++++ SUPPLIED INFORMATION
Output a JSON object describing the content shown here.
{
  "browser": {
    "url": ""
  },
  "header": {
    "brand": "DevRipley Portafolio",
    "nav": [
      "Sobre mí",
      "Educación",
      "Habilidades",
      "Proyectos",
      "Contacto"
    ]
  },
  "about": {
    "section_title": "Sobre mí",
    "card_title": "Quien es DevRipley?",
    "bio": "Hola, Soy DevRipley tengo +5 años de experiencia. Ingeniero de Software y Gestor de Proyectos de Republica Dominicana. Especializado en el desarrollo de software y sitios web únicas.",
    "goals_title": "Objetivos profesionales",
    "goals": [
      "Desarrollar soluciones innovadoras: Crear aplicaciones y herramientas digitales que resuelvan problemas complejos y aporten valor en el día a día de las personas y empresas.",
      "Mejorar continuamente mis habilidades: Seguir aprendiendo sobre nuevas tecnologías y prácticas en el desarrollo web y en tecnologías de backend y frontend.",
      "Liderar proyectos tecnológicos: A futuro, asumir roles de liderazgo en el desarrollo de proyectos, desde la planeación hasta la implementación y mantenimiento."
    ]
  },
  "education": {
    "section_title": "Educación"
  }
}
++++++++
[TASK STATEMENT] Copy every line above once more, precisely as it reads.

[RESPONSE]
Output a JSON object describing the content shown here.
{
  "browser": {
    "url": ""
  },
  "header": {
    "brand": "DevRipley Portafolio",
    "nav": [
      "Sobre mí",
      "Educación",
      "Habilidades",
      "Proyectos",
      "Contacto"
    ]
  },
  "about": {
    "section_title": "Sobre mí",
    "card_title": "Quien es DevRipley?",
    "bio": "Hola, Soy DevRipley tengo +5 años de experiencia. Ingeniero de Software y Gestor de Proyectos de Republica Dominicana. Especializado en el desarrollo de software y sitios web únicas.",
    "goals_title": "Objetivos profesionales",
    "goals": [
      "Desarrollar soluciones innovadoras: Crear aplicaciones y herramientas digitales que resuelvan problemas complejos y aporten valor en el día a día de las personas y empresas.",
      "Mejorar continuamente mis habilidades: Seguir aprendiendo sobre nuevas tecnologías y prácticas en el desarrollo web y en tecnologías de backend y frontend.",
      "Liderar proyectos tecnológicos: A futuro, asumir roles de liderazgo en el desarrollo de proyectos, desde la planeación hasta la implementación y mantenimiento."
    ]
  },
  "education": {
    "section_title": "Educación"
  }
}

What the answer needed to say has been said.